Monday, October 06, 2008

The U.S. Civil War and the Holy Scriptures

I finished watching Ted Turner's Gods and Generals, based on the book by Jeff Shaara. My brother Jerm encouraged me to read the book several years ago - which I did. Someone let me borrow the movie a year or so ago - I just recently made time to watch it. The story bothered me. I'm bothered by how terrible the Civil War was for so many people. And I'm bothered by the use of Scriptures on both sides to justify actions.

Included on the DVD is an extra section where one can watch, amongst other things, several historians discuss the person of Thomas "Stonewall" Jackson. One of the side comments that made me think was this (paraphrase): the secular north was motivated to end slavery due to adherence to the Constitution and basic human rights; the religious south was motivated to keep slavery due to adherence to Biblical passages and support.

While this is admittedly a simplistic summary, there is enough truth in it to bother me: how is it that secularism seemed to lead the way in freeing slaves, and religion was a primary force in enforcing slavery?

Now I have another historical/religious issue to track down.


Jonathan & Jody said...

One of my all time favorite movies.
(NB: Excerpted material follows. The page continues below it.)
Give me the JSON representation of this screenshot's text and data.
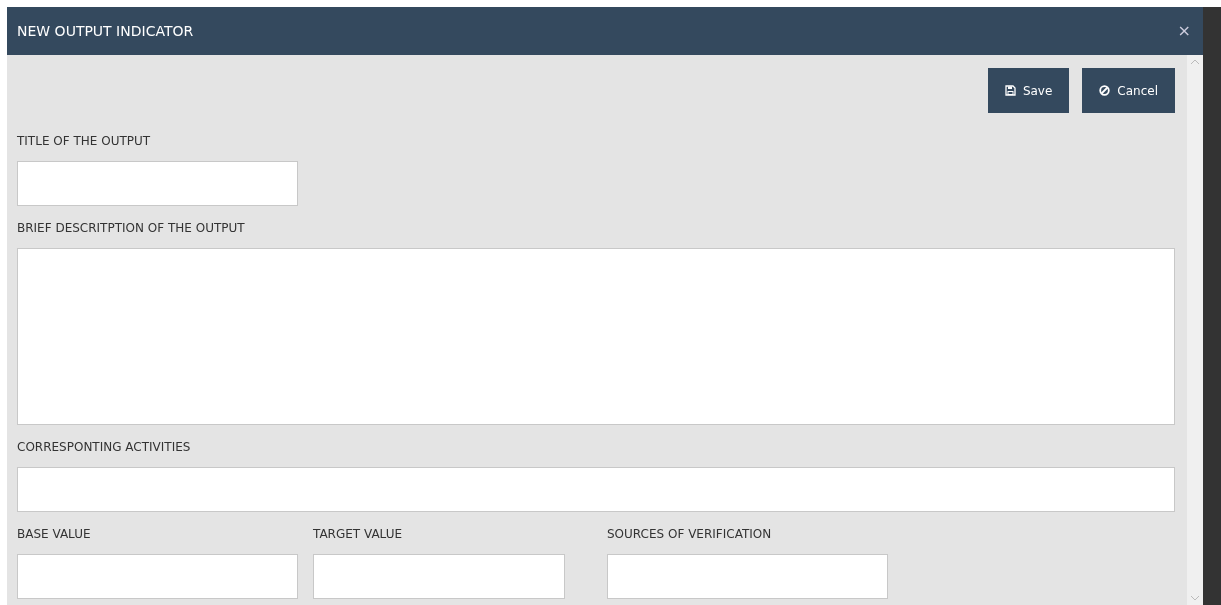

I have not watched the extras but I would be curious to know which historians were on there. Most historians would not say the Civil War was even about slavery. Lincoln cared nothing about slaves and when he issued the Emancipation Proclamation(for political reasons) thousands of Union soldiers deserted.
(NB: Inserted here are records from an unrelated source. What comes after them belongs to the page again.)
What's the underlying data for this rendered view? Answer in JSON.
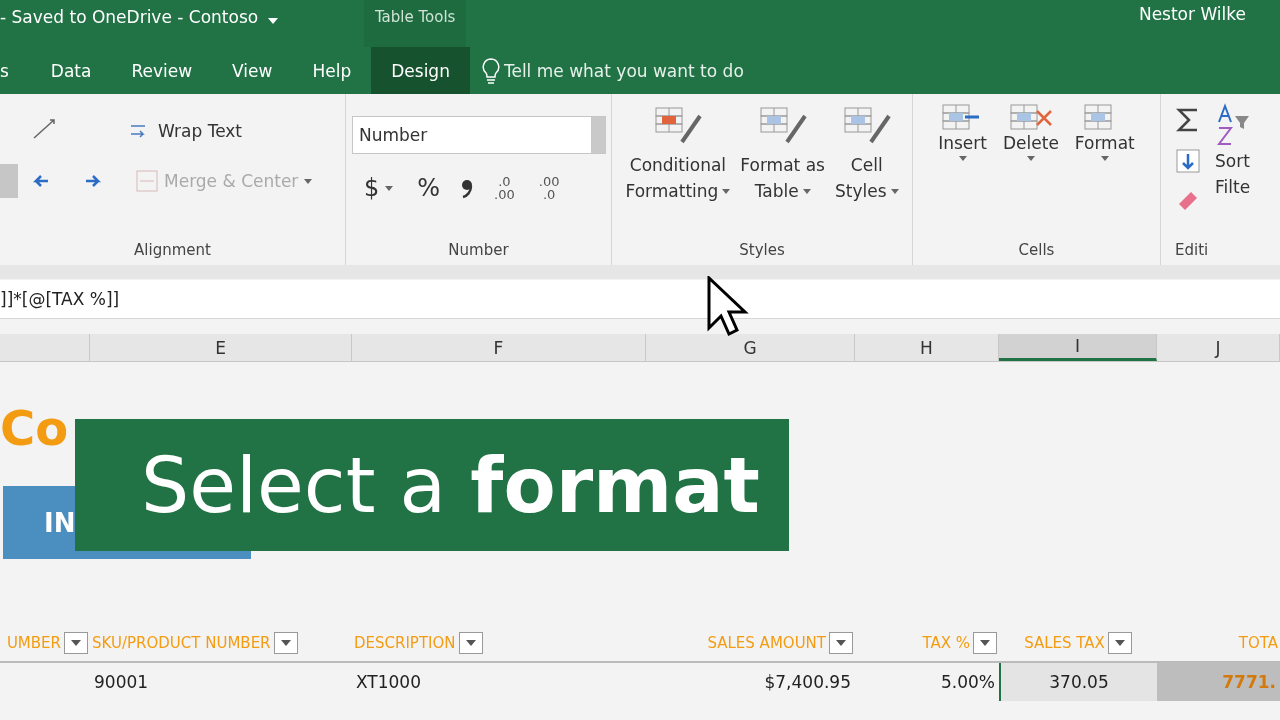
{
  "title_bar": {
    "title": "- Saved to OneDrive - Contoso",
    "context_label": "Table Tools",
    "user": "Nestor Wilke"
  },
  "tabs": [
    {
      "label": "s",
      "selected": false
    },
    {
      "label": "Data",
      "selected": false
    },
    {
      "label": "Review",
      "selected": false
    },
    {
      "label": "View",
      "selected": false
    },
    {
      "label": "Help",
      "selected": false
    },
    {
      "label": "Design",
      "selected": true
    }
  ],
  "tell_me": "Tell me what you want to do",
  "ribbon": {
    "alignment": {
      "wrap_text": "Wrap Text",
      "merge": "Merge & Center",
      "merge_disabled": true,
      "label": "Alignment"
    },
    "number": {
      "format": "Number",
      "currency": "$",
      "percent": "%",
      "decimals": [
        {
          "top": ".0",
          "bottom": ".00"
        },
        {
          "top": ".00",
          "bottom": ".0"
        }
      ],
      "label": "Number"
    },
    "styles": {
      "buttons": [
        {
          "line1": "Conditional",
          "line2": "Formatting"
        },
        {
          "line1": "Format as",
          "line2": "Table"
        },
        {
          "line1": "Cell",
          "line2": "Styles"
        }
      ],
      "label": "Styles"
    },
    "cells": {
      "buttons": [
        {
          "label": "Insert"
        },
        {
          "label": "Delete"
        },
        {
          "label": "Format"
        }
      ],
      "label": "Cells"
    },
    "editing": {
      "sort_line1": "Sort",
      "sort_line2": "Filte",
      "label": "Editi"
    }
  },
  "formula": "]]*[@[TAX %]]",
  "columns": [
    {
      "selected": false
    },
    {
      "label": "E",
      "selected": false
    },
    {
      "label": "F",
      "selected": false
    },
    {
      "label": "G",
      "selected": false
    },
    {
      "label": "H",
      "selected": false
    },
    {
      "label": "I",
      "selected": true
    },
    {
      "label": "J",
      "selected": false
    }
  ],
  "sheet": {
    "title": "Co",
    "banner": "IN"
  },
  "caption": "Select a **format**",
  "table": {
    "headers": [
      "UMBER",
      "SKU/PRODUCT NUMBER",
      "DESCRIPTION",
      "SALES AMOUNT",
      "TAX %",
      "SALES TAX",
      "TOTA"
    ],
    "rows": [
      [
        "",
        "90001",
        "XT1000",
        "$7,400.95",
        "5.00%",
        "370.05",
        "7771."
      ]
    ]
  }
}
The South left the Union legally. Every State in our Union historically has a right to leave as long as they maintain a republican government. The North raised an army and invaded the Confederacy not because of slavery, but because of money. The South did not leave because of slavery(almost 85 % of southerners did not even own slaves), they left because they felt their rights were being taken away by the Federal government.

As you probably already know, the good thing about war is it tends to change things. WWII was not about saving the Jewish people, but in the end for many it became about that. Our current war in Iraq was about WMD's(and probably oil, but today between Iraq and Afghanistan 35 million people are now free to live, work, or worship as they choose. The Civil War was not about slavery but for most people that is what it has become about. I think everyone(kkk excluded) would agree the freeing of the slaves was a necessary and good thing.
I could go on and on about the abolitionist in the North and especially about Thomas "Stonewall" Jackson. He is my favorite historical figure to study, well you know, next to Jesus anyway.

Tim Hallman said...

I have to say, it is really helpful having a historian for a friend!

Interesting insights on Lincoln and the legality of the South's actions. I'll have to admit I've always been a bit confused about the motivations for the Civil War, why the North attacked, why the South rebelled. Your stated reasons are very, very interesting... Would explain some more background to the movie, some of the lines given to the characters of Lee and Jackson.

Now I'll have to watch the movie again. And you'll have to watch the extra stuff on the DVD about Jackson and the movie.

Jonathan & Jody said...

I am watching the extra features tonight. Most people just assume the Civil War was about slavery but historically it is just not true. Abraham Lincoln believed in a "perpetual Union". But when the Constitution was being debated the term "perpetual Union" was discussed and rejected. It was individual States that came together and agreed to form a Union with a limited Federal Government.

When the Southern States left the Union the Northern States realized the loss to the Federal treasury was a very real threat. Not to mention the possibility of Western States leaving the Union as well. While I am happy with the outcome of the Civil War because of the social justice for African Americans that resulted, I am very upset that State's rights essentially died at Appomattox. The idea that the Confederacy was forced back into the Union should concern anyone who believes in State sovereignty and individual liberty. It is ironic that the North believed there could be a true Union by forcing some to join.

As you can tell I can go on and on, and on, and on. The Civil War is so fascinating because the history of the world could have been so different if the South would have won. In many cases the change would not have been for the better. But when you think of the size and power of the Federal Government today, that is one outcome of the Civil War I wish didn't happen.

Tim Hallman said...

Fascinating. With a capital F.

As I read your original comment, my mind immediately drifted to the recent actions of the Federal government, as well actions of my lifetime... It only gets bigger - and 1862 was the turning point. Now, apparently, there is nothing we can do as citizens but watch it increasingly expand in power until it consumes itself.

It's interesting to note in the movie how one of the Southern soldier remarks that slavery was destined to end within a generation of seemed to him that the war was unnecessary to end slavery. The unjustness of slavery and other prevailing forces would bring about freedom.

What do you think?

Jonathan & Jody said...

I think it is true slavery would have ended without war. Of course that is not a very convincing argument for those who were slaves in 1861. Even though those in power in the North did not start the war to end slavery the fact remains slavery ended as a result of the Union victory. So while I see the good, I also see the bad.

When was the last time you heard someone talk about State's rights or individual liberty? Everyone looks to the Federal gov. for help. Even States take so much money from the Federal gov. they are not able to turn it down now. One thing I have learned from studying history is a crisis always increases the power of the State. The War on Terror and the current financial crisis are two present day examples.